Initially the Labour Party had been more zealous and fervent when it came to prisons; in an earlier and refreshingly explicit document on penal reform, Labour asserted its stance against Thornton Hall and the expansion of the prison estate, and presented a list of feasible alternatives to custody. There was hope that if Labour were to be Fine Gael’s partner in Government they might be able to sway the hand, and perhaps guide the new government’s actions concerning penal reform. Perhaps we were being naively optimistic, as in their actual manifesto Labour didn’t mention Thornton Hall, and seemed to be diverging somewhat from their earlier policy statement on penal policy, likely to be an election-inspired restatement; it should be interesting to see how far their input is shown in future Government action.
Sinn Féin pledged to return monies confiscated under the Criminal Assets Bureau to those communities most blighted by crime; this general consideration of shoring up the defences of such communities figured significantly in the Sinn Féin manifesto and received approval from the authors. The prospect of judicial training and a review of sentencing also seemed like a positive step.
For Fianna Fáil the issue did not arise, it was a non-runner, a no-show. Possibly due to the fact that we have a fairly accurate handle on their view of the issue, and the future as viewed through the Fianna Fáil lens. However, there is also the chance that, aware of an impending election defeat, they felt it unwise to expend energy on something they didn’t consider a priority. Indeed with their intention no doubt being to spend some time in opposition, re-group, re-brand and re-evaluate policy stance, they may also have wanted to say as little as possible on a number of issues. This will give them plenty of room to disagree with whatever the government does.

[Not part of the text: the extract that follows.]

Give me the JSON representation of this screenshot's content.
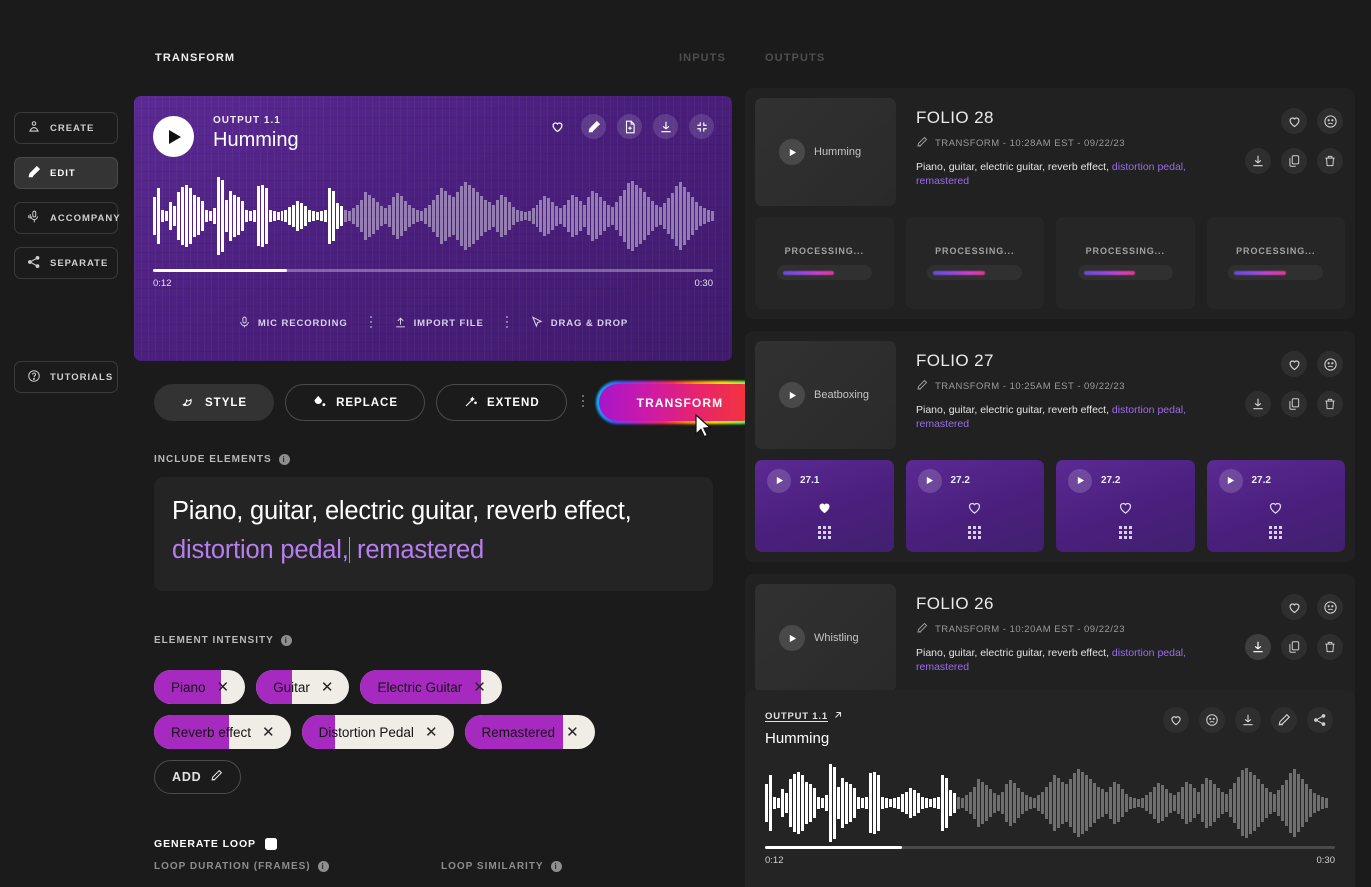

What do we think parties should have promised? How about a comprehensive and up-to-date resource on statistics and information pertaining to the criminal justice system. The benefit that this would entail would be exponential, it would indeed be a legacy issue, a revolution in research and transparency.
So in this time of marked depoliticisation of crime, are we free to seize the opportunity? Should we, in fact, rejoice that the parties did not make issues of prison and crime levels?
This month’s blog was written by Lynsey Black, Louise Brangan and Martin Quigley.
The views expressed in this blog are the authors' alone.